YOUR INSTRUCTIONS:
Copy out all of the data exactly as it appears.

[Page and application data records]

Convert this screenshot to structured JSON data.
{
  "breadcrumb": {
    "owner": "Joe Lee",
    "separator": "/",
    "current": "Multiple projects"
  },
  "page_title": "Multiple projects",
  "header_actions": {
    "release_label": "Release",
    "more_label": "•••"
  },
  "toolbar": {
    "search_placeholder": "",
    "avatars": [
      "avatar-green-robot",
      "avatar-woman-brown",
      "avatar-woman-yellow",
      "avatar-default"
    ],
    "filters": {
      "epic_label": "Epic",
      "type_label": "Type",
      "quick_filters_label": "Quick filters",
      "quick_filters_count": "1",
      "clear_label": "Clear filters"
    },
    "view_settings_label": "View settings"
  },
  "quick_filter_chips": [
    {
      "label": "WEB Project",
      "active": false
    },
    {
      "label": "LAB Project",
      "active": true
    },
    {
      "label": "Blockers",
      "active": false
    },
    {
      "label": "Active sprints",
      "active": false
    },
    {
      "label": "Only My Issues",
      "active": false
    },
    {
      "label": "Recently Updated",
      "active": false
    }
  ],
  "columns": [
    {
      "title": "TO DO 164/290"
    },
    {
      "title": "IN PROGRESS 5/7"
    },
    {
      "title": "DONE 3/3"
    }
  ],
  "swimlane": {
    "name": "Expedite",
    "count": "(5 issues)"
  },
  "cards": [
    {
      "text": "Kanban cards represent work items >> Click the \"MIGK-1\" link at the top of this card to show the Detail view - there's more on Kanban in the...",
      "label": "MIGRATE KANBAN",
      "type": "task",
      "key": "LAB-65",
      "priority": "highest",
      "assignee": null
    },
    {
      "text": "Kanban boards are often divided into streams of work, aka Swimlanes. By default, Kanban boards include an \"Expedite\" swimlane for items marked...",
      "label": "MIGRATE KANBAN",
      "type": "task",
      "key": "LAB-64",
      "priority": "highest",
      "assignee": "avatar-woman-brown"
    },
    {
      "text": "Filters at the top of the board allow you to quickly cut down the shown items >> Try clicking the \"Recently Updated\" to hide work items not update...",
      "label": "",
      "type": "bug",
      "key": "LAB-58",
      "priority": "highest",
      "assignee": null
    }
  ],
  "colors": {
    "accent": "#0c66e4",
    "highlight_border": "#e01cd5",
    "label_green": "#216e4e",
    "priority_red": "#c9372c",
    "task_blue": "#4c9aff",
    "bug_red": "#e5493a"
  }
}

RESPONSE BELOW:
Convert this screenshot to structured JSON data.
{
  "breadcrumb": {
    "owner": "Joe Lee",
    "separator": "/",
    "current": "Multiple projects"
  },
  "page_title": "Multiple projects",
  "header_actions": {
    "release_label": "Release",
    "more_label": "•••"
  },
  "toolbar": {
    "search_placeholder": "",
    "avatars": [
      "avatar-green-robot",
      "avatar-woman-brown",
      "avatar-woman-yellow",
      "avatar-default"
    ],
    "filters": {
      "epic_label": "Epic",
      "type_label": "Type",
      "quick_filters_label": "Quick filters",
      "quick_filters_count": "1",
      "clear_label": "Clear filters"
    },
    "view_settings_label": "View settings"
  },
  "quick_filter_chips": [
    {
      "label": "WEB Project",
      "active": false
    },
    {
      "label": "LAB Project",
      "active": true
    },
    {
      "label": "Blockers",
      "active": false
    },
    {
      "label": "Active sprints",
      "active": false
    },
    {
      "label": "Only My Issues",
      "active": false
    },
    {
      "label": "Recently Updated",
      "active": false
    }
  ],
  "columns": [
    {
      "title": "TO DO 164/290"
    },
    {
      "title": "IN PROGRESS 5/7"
    },
    {
      "title": "DONE 3/3"
    }
  ],
  "swimlane": {
    "name": "Expedite",
    "count": "(5 issues)"
  },
  "cards": [
    {
      "text": "Kanban cards represent work items >> Click the \"MIGK-1\" link at the top of this card to show the Detail view - there's more on Kanban in the...",
      "label": "MIGRATE KANBAN",
      "type": "task",
      "key": "LAB-65",
      "priority": "highest",
      "assignee": null
    },
    {
      "text": "Kanban boards are often divided into streams of work, aka Swimlanes. By default, Kanban boards include an \"Expedite\" swimlane for items marked...",
      "label": "MIGRATE KANBAN",
      "type": "task",
      "key": "LAB-64",
      "priority": "highest",
      "assignee": "avatar-woman-brown"
    },
    {
      "text": "Filters at the top of the board allow you to quickly cut down the shown items >> Try clicking the \"Recently Updated\" to hide work items not update...",
      "label": "",
      "type": "bug",
      "key": "LAB-58",
      "priority": "highest",
      "assignee": null
    }
  ],
  "colors": {
    "accent": "#0c66e4",
    "highlight_border": "#e01cd5",
    "label_green": "#216e4e",
    "priority_red": "#c9372c",
    "task_blue": "#4c9aff",
    "bug_red": "#e5493a"
  }
}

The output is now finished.